About Hubert de Leeuw

In the early 1990s, Hubert de Leeuw (Tilburg, 1961), entrepreneur from the Low Countries, begins more or less by coincidence to research the history of the origin of New Netherland, the region on the East Coast of North America which today is known as New York State. de Leeuw is in Seattle on business – to introduce the five-gallon water cooler system used in North America to The Netherlands – and makes a trip to Vancouver, just over the border in Canada. At a rather curious meeting of, as he says, ‘spiritual people,’ he is introduced to the word ‘Algonquin.’ De Leeuw’s curiosity overcomes his skepticism and, back in Seattle, he visits the library to find the meaning of the word. ‘Algonquin’ appears to be the name of an Indian tribe directly linked to New Netherland, Fort Nassau, Hendrick Christiaensen, and other Dutch merchants. de Leeuw states, “Something happened within me. I just knew I had to do something with it.” And that is what happens:

During a second visit to the Seattle Library, de Leeuw discovers a book named ‘A Sweet and Alien Land’, about the early history of New York. When he searches for the telephone number of the author, Henri van der Zee, he is put in contact with Peter Vanderzee, who lives in Albany, New York. Although Vanderzee’s house is close to the place at the Hudson River where Henry Hudson landed in 1609, this Peter Vanderzee has nothing to do with Henri van der Zee, nor with the history of New Netherland.

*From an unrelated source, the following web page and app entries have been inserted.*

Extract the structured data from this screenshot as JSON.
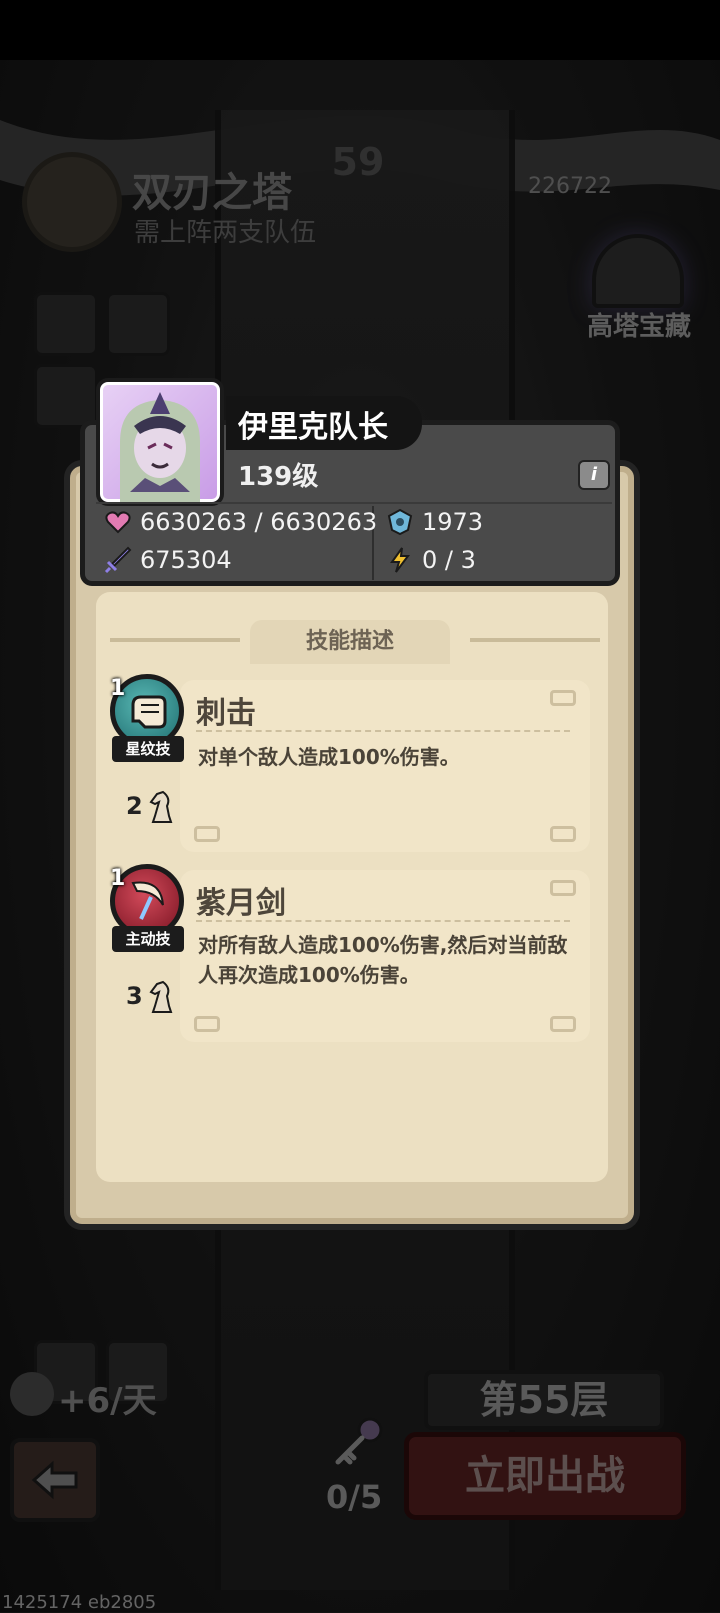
{
  "background": {
    "tower_name": "双刃之塔",
    "tower_requirement": "需上阵两支队伍",
    "floor_badge": "59",
    "enemy_power": "226722",
    "treasure_label": "高塔宝藏",
    "daily_bonus": "+6/天",
    "key_count": "0/5",
    "current_floor": "第55层",
    "fight_button": "立即出战",
    "build_info": "1425174 eb2805"
  },
  "hero": {
    "name": "伊里克队长",
    "level": "139级",
    "hp": "6630263 / 6630263",
    "defense": "1973",
    "attack": "675304",
    "energy": "0 / 3"
  },
  "skill_section_title": "技能描述",
  "skills": [
    {
      "name": "刺击",
      "type": "星纹技",
      "level": "1",
      "unlock_star": "2",
      "description": "对单个敌人造成100%伤害。",
      "icon": "fist-icon"
    },
    {
      "name": "紫月剑",
      "type": "主动技",
      "level": "1",
      "unlock_star": "3",
      "description": "对所有敌人造成100%伤害,然后对当前敌人再次造成100%伤害。",
      "icon": "crescent-sword-icon"
    }
  ],
  "colors": {
    "panel_bg": "#d7c9aa",
    "card_bg": "#f1e5c8",
    "header_bg": "#4a4a4a",
    "hp_icon": "#e27bb2",
    "defense_icon": "#6fb7d9",
    "attack_icon": "#8e7fe6",
    "energy_icon": "#f0c030"
  }
}
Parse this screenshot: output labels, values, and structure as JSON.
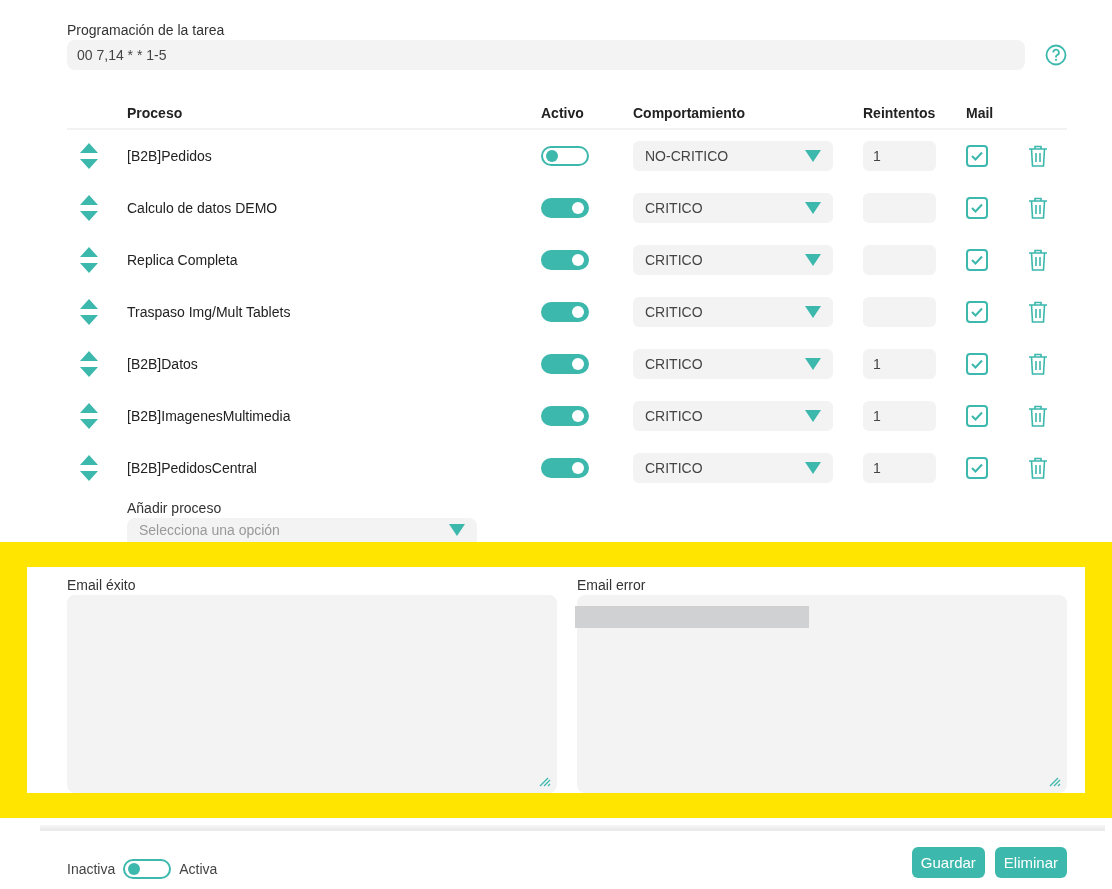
{
  "schedule": {
    "label": "Programación de la tarea",
    "value": "00 7,14 * * 1-5"
  },
  "table": {
    "columns": [
      "Proceso",
      "Activo",
      "Comportamiento",
      "Reintentos",
      "Mail"
    ],
    "rows": [
      {
        "name": "[B2B]Pedidos",
        "active": false,
        "behavior": "NO-CRITICO",
        "retries": "1",
        "mail": true
      },
      {
        "name": "Calculo de datos DEMO",
        "active": true,
        "behavior": "CRITICO",
        "mail": true
      },
      {
        "name": "Replica Completa",
        "active": true,
        "behavior": "CRITICO",
        "mail": true
      },
      {
        "name": "Traspaso Img/Mult Tablets",
        "active": true,
        "behavior": "CRITICO",
        "mail": true
      },
      {
        "name": "[B2B]Datos",
        "active": true,
        "behavior": "CRITICO",
        "retries": "1",
        "mail": true
      },
      {
        "name": "[B2B]ImagenesMultimedia",
        "active": true,
        "behavior": "CRITICO",
        "retries": "1",
        "mail": true
      },
      {
        "name": "[B2B]PedidosCentral",
        "active": true,
        "behavior": "CRITICO",
        "retries": "1",
        "mail": true
      }
    ]
  },
  "add_process": {
    "label": "Añadir proceso",
    "placeholder": "Selecciona una opción"
  },
  "emails": [
    {
      "label": "Email éxito",
      "redacted": false
    },
    {
      "label": "Email error",
      "redacted": true
    }
  ],
  "footer": {
    "off_label": "Inactiva",
    "on_label": "Activa",
    "on": false,
    "buttons": [
      "Guardar",
      "Eliminar"
    ]
  }
}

He does, however, know a few people who are doing research on the early New York history, and he willingly offers to introduce them to de Leeuw. Thus, less than 72 hours after his personal discovery through a door toward understanding of New Netherland, de Leeuw sits around a table with Charles Gehring and Peter Christoph, two prominent American historians of New Netherland.

Possessed

From that moment on, de Leeuw is determined to learn every detail of the early history of New Netherland. As often as possible, he visits the Hudson Valley, researches its history, and studies the lives of Hendrick Christiaensen, Adriaen Block, and their contemporaries. He notices that surprisingly little can be found in mainstream Anglo-American history texts about the years 1609 to 1624, usually described in short as a ‘bloody throat cutting period.’ Soon discovered by de Leeuw, the history readily available fails to accurately acknowledge the achievements of Dutch merchants and the Native Tribes.

In 1994, he founds the Adriaen Block & Hendrick Christiaensen Historical Working Group, and takes the initiative to reconstruct Fort Nassau. A few years later, he initiates the building of a replica of the Unrest, the ship built by Adriaen Block on Manhattan Island after his ship the Tiger was destroyed by fire. Later, de Leeuw gives lectures and presentations in Holland, intended to raise awareness of this part of Dutch history. This infallible enthusiasm to bring ‘New Netherland’ to a wider audience leads to him being unofficially named ‘Ambassador of New Netherland’ in 2004 by Bill van Winkle, president of the Holland Society of New York.

Gaining momentum, de Leeuw becomes an active sponsor of the New Netherland Museum, also one of the founders of the New Netherland Companions (a group of volunteers who are engaged in developing and executing several New Netherland heritage projects), and becomes a board member of The Friends of New Netherland, a group which facilitates the New Netherland Project, now named the New Netherland Institute. In 2005 he is asked to become the chairman of the New Amsterdam History Center.

Pureblood entrepreneur

Nowadays, De Leeuw, lives between two countries, near the city of Antwerp and the Hudson Valley area of NY; is a businessman and explorer per say, resembling the merchants of the old days. Not only does he devote himself to the history of New Netherland, but he also conducts business in the United States. He concentrates his activities in New York, the Hudson Valley, and the Capital Region around Albany, where 400 years ago (in 1614) the Dutch established their first trading post, Fort Nassau. He assists and coaches Flemish and Dutch ‘merchants’ interested in anchoring themselves in America, and thus, treading in the footsteps of their ancestors.

“History repeats itself,” de Leeuw says. “During my journeys of exploration, I have had many unique experiences and friendships, forming part of what I would call the ‘New Netherland cosmos’. For me, it has been an odyssey of stories and discoveries which I like to share, as a chronicle of all I have seen and learned.”